Sophie Thomason: Rigor. With nonstop classes everyday stemming from 9am to 6pm taught by world-class professors (seriously, these guys are masters of their craft, ranging from RSC company members to West End-quoted theatre critics to Royal voice coaches) students learn what it truly means to be immersed in the craft. The professors require 150% of you constantly, and not participating each and every day is not an option. You must be willing to give your all, always. It is physical. It encompasses your entire day. At night, you're either seeing a play with the Academy, rehearsing in your flat, or talking over the day with your cohort-mates, whom you also live with. It builds stamina.

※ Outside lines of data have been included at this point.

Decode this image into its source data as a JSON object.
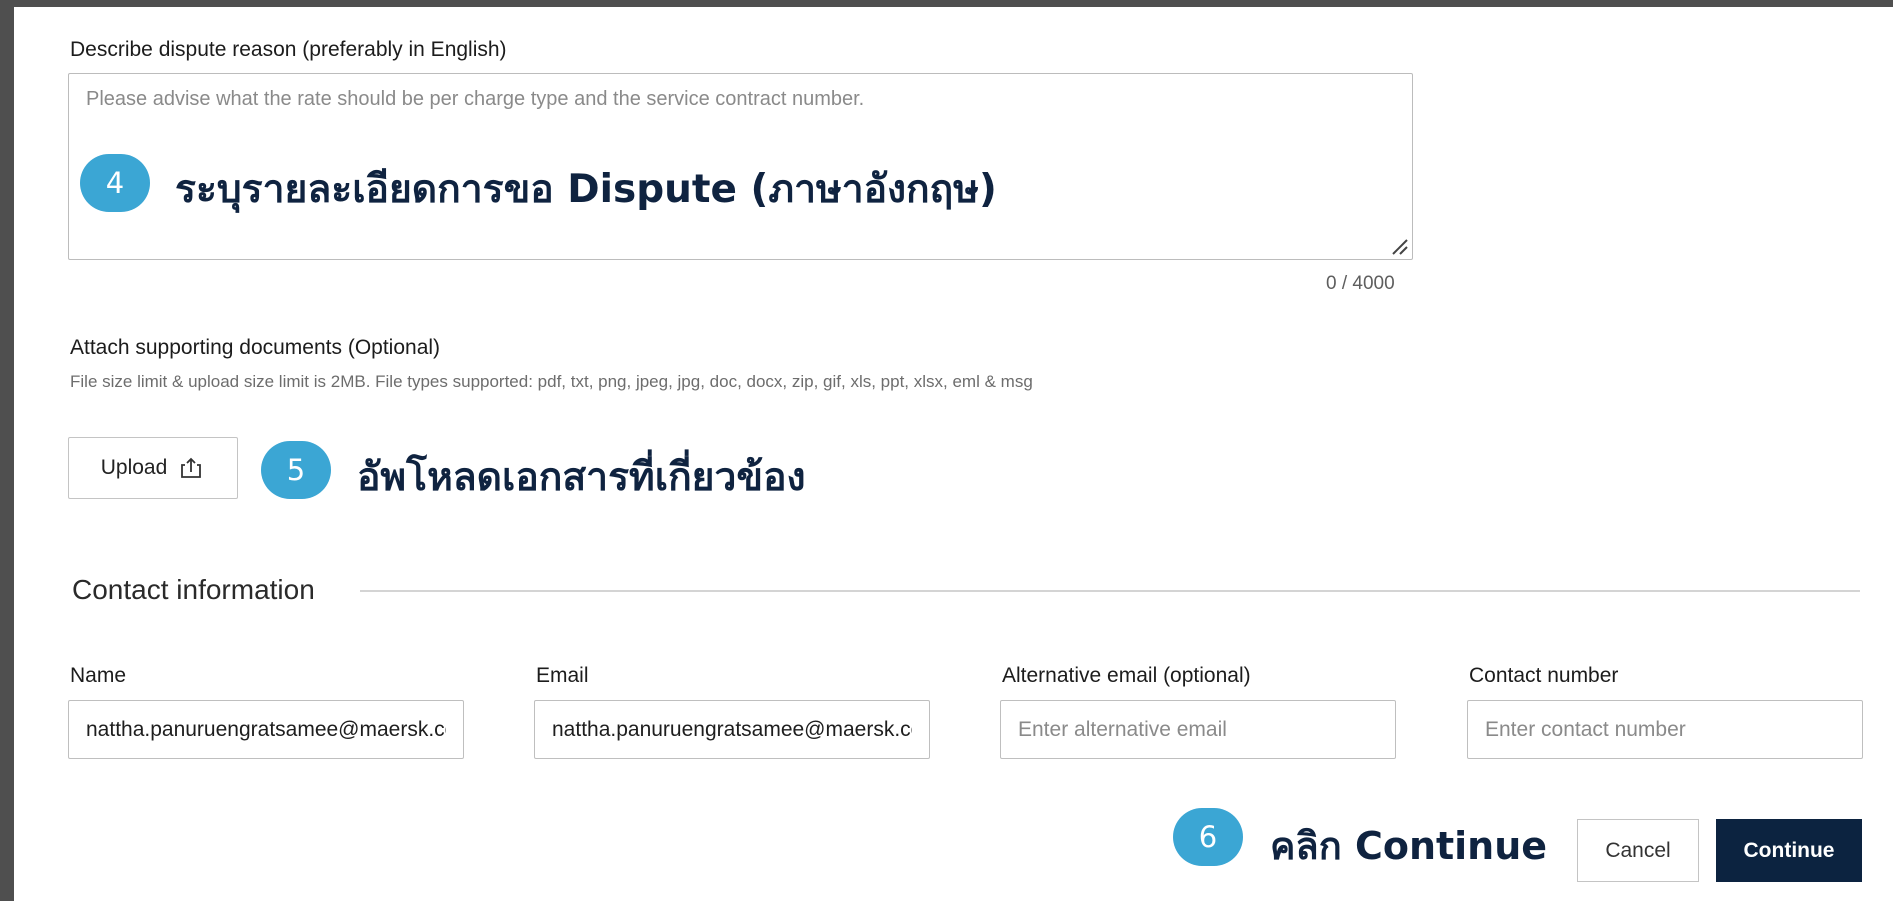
{
  "dispute_reason": {
    "label": "Describe dispute reason (preferably in English)",
    "placeholder": "Please advise what the rate should be per charge type and the service contract number.",
    "value": "",
    "counter": "0 / 4000"
  },
  "attachments": {
    "label": "Attach supporting documents (Optional)",
    "hint": "File size limit & upload size limit is 2MB. File types supported: pdf, txt, png, jpeg, jpg, doc, docx, zip, gif, xls, ppt, xlsx, eml & msg",
    "upload_label": "Upload",
    "upload_icon": "upload-icon"
  },
  "contact": {
    "section_title": "Contact information",
    "name_label": "Name",
    "name_value": "nattha.panuruengratsamee@maersk.com",
    "email_label": "Email",
    "email_value": "nattha.panuruengratsamee@maersk.com",
    "alt_email_label": "Alternative email (optional)",
    "alt_email_placeholder": "Enter alternative email",
    "phone_label": "Contact number",
    "phone_placeholder": "Enter contact number"
  },
  "actions": {
    "cancel_label": "Cancel",
    "continue_label": "Continue"
  },
  "annotations": [
    {
      "number": "4",
      "text": "ระบุรายละเอียดการขอ Dispute (ภาษาอังกฤษ)"
    },
    {
      "number": "5",
      "text": "อัพโหลดเอกสารที่เกี่ยวข้อง"
    },
    {
      "number": "6",
      "text": "คลิก Continue"
    }
  ],
  "colors": {
    "badge": "#3ba6d4",
    "annotation_text": "#0f2340",
    "primary_button": "#0c2340",
    "frame": "#4f4f4f"
  }
}
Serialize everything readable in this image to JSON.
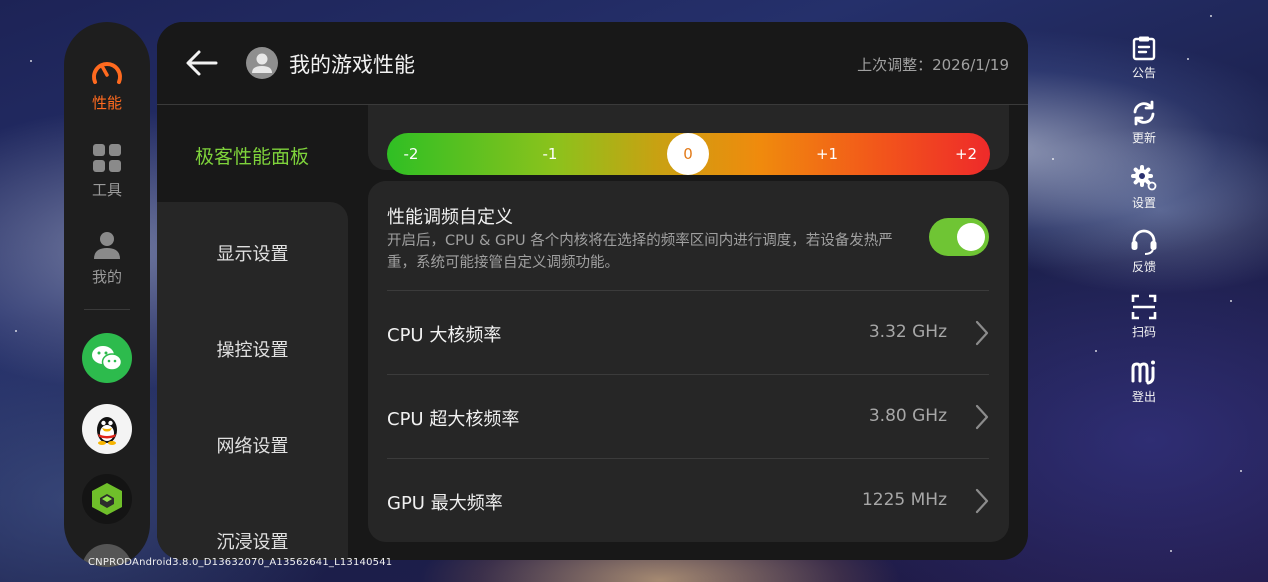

It teaches you what it means to be a technically trained actor in every sense of the word. And most importantly, it equips you with the tools to carry that training with you throughout your acting career—a simply liberating feeling.
What was your favorite class? Why?
Ezie Nguyen: BADA was the most incredibly rewarding 15 weeks of my life. With a conservatory style program and some of the best drama teachers you can find in London, I grew exponentially as an actor. My favorite class was Voice with the brilliant John Tucker. I left with plenty of novel tools for my acting toolbox in regards to approaching, dissecting, and performing text. I couldn't have asked for a better experience.
How do you think you grew as an actress? As a person?
Caitlin Kilgore: I think that BADA had a huge influence on me as an actress. I left with a solid foundation in technique and a wider knowledge of theatre. Also, seeing so many productions in the city definitely influenced me as well because when I wasn't actively working on my acting, I was watching how other people act in professional settings. The study abroad experience in general made me so much more confident in myself and who I am as a person. It pushed me out of my comfort zone. I never thought I'd be the person who traveled around Europe by myself, but I did. And I think BADA gave me the confidence to be bold. I fell in love with London and much of Europe during the semester, and my most cherished memories are actually from when I was exploring alone, even though that's what I was initially afraid of.